Teaching children to accept social responsibilities within their family is the very best way of preparing them to accept and satisfy the numerous social responsibilities they will encounter outside the family as they grow older and progress toward independence. When the child becomes a teenager or young adult, successful negotiation of social responsibilities outside the family is important for many reasons, including the opportunity to re-experience a sense of contribution, pride, self-respect and a strong, constructive connection to society.
Assign your children appropriate household chores beginning at a very early age. It will not hurt them. In fact, a sense of social responsibility could even save a life if, for example, your teenage son or daughter chooses not to drink and drive.
Do not pay your children for completing their chores.
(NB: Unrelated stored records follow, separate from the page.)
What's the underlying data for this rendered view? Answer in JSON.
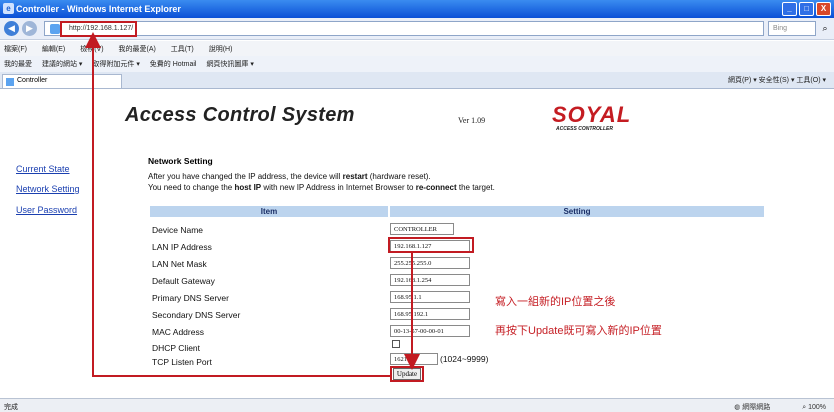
{
  "window": {
    "title": "Controller - Windows Internet Explorer",
    "min": "_",
    "max": "□",
    "close": "X"
  },
  "address": {
    "url": "http://192.168.1.127/",
    "search_placeholder": "Bing"
  },
  "menu": [
    "檔案(F)",
    "編輯(E)",
    "檢視(V)",
    "我的最愛(A)",
    "工具(T)",
    "說明(H)"
  ],
  "favorites": [
    "我的最愛",
    "建議的網站 ▾",
    "取得附加元件 ▾",
    "免費的 Hotmail",
    "網頁快訊圖庫 ▾"
  ],
  "tab": {
    "label": "Controller",
    "commands": "網頁(P) ▾  安全性(S) ▾  工具(O) ▾"
  },
  "header": {
    "app_title": "Access Control System",
    "version": "Ver 1.09",
    "logo_main": "SOYAL",
    "logo_sub": "ACCESS CONTROLLER"
  },
  "sidebar": [
    {
      "label": "Current State"
    },
    {
      "label": "Network Setting"
    },
    {
      "label": "User Password"
    }
  ],
  "section": {
    "title": "Network Setting",
    "notice1_pre": "After you have changed the IP address, the device will ",
    "notice1_bold": "restart",
    "notice1_post": " (hardware reset).",
    "notice2_pre": "You need to change the ",
    "notice2_bold1": "host IP",
    "notice2_mid": " with new IP Address in Internet Browser to ",
    "notice2_bold2": "re-connect",
    "notice2_post": " the target."
  },
  "table": {
    "col_item": "Item",
    "col_setting": "Setting",
    "rows": [
      {
        "label": "Device Name",
        "value": "CONTROLLER"
      },
      {
        "label": "LAN IP Address",
        "value": "192.168.1.127"
      },
      {
        "label": "LAN Net Mask",
        "value": "255.255.255.0"
      },
      {
        "label": "Default Gateway",
        "value": "192.168.1.254"
      },
      {
        "label": "Primary DNS Server",
        "value": "168.95.1.1"
      },
      {
        "label": "Secondary DNS Server",
        "value": "168.95.192.1"
      },
      {
        "label": "MAC Address",
        "value": "00-13-57-00-00-01"
      },
      {
        "label": "DHCP Client",
        "value": ""
      },
      {
        "label": "TCP Listen Port",
        "value": "1621"
      }
    ],
    "port_range": "(1024~9999)",
    "update_label": "Update"
  },
  "annotations": [
    "寫入一組新的IP位置之後",
    "再按下Update既可寫入新的IP位置"
  ],
  "status": {
    "left": "完成",
    "zone": "網際網路",
    "zoom": "100%"
  },
  "colors": {
    "highlight": "#c21b22",
    "note_text": "#c62127",
    "table_header": "#bcd4ee",
    "link": "#1a3fb0"
  }
}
The purpose of chores is to teach children about their social responsibilities to their family and equip them in the best possible manner to meet the many social responsibilities that confront teenagers and adults.
The value of chores resides in the lessons learned from accomplishing them: a sense of pride, the development of self-respect and the experience of being connected to others who depend on and value the child's contribution. Payment defeats the purpose.